Motor manufacturers must emphasise that official fuel consumption figures might not be replicated on the road following a ruling from the Advertising Standards Authority. Why? Because the regulator – that ensures consumers are not confused/misled – has upheld the complaint of an Audi A3 owner who could not achieve the car's advertised average fuel consumption. Whereas the manufacture acted within the law – and consistently with other producers – the Advertising Standards Authority concluded that it “should have qualified the figure to make clear to readers that it was based on an EU test for comparative purposes and may not reflect real driving results”. This ruling effects all car producers and its influence will be seen via outlets such as television, radio, magazines, and the internet. But let us be clear. It is not that vehicles cannot hit their reported fuel consumption figures – but they must be piloted efficiently and within limited parameters.
Advertising Standards Authority Comments
Advertising Standards Authority spokesman, Matt Wilson, said: 'This is a significant ruling that draws a line in the sand - it is not just about Audi. It sets a precedent that will have ramifications for other car manufacturers. The ruling sets out quite clearly that qualification is needed when quoting this type of figure. There will be an industry-wide communication to manufacturers and trade associations so they are aware of what to expect in future.”
How Is Fuel Efficiency Calculated?

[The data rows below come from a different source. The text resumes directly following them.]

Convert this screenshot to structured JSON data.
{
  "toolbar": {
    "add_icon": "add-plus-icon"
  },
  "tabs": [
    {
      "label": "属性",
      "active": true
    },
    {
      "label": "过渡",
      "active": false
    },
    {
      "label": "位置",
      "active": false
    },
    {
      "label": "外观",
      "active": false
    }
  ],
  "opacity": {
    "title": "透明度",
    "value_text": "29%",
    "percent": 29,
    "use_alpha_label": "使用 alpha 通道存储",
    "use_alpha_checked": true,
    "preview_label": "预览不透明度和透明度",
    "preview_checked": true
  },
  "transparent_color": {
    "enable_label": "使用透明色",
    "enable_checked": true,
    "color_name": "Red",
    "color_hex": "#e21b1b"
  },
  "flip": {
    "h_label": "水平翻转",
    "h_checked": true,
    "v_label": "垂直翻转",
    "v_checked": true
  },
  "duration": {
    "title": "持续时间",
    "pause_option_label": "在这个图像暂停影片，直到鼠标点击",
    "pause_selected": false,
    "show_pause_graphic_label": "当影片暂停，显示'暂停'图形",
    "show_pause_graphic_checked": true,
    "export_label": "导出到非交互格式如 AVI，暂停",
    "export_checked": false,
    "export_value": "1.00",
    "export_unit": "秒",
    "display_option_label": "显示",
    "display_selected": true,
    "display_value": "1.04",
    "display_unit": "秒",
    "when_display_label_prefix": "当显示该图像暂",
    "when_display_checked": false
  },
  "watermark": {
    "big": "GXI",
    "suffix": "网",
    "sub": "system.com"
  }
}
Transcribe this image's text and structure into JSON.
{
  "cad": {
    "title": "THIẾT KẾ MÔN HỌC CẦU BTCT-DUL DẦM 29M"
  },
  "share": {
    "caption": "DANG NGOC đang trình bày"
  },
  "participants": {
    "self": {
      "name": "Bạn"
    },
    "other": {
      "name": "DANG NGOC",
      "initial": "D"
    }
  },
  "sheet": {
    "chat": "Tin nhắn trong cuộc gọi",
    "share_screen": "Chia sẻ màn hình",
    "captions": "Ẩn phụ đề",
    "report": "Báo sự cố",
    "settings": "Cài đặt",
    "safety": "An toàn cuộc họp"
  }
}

Fuel efficiency is calculated via the urban and extra-urban test cycles. The former replicates motoring through town whereas the latter reflects faster conditions. As such the test vehicle - that must have covered at least eighteen-hundred miles – is placed on a rolling road in a laboratory that has a temperature of between twenty and thirty degrees centigrade. Its engine must not have run for several hours. The urban cycle test requires the car to accelerate, maintain speed, decelerate and idle. During this two and a half mile run it reaches thirty-one miles per-hour and averages twelve. The extra-urban test follows immediately afterwards. This too requires the vehicle to accelerate, maintain speed, decelerate and idle but this time it averages thirty-nine miles per-hour and hits seventy-five throughout a longer route. Results are then averaged to create a combined figure that can be a useful marketing tool. However, as some people believe such figures are guaranteed the Advertising Standards Authority's ruling is an important step forward.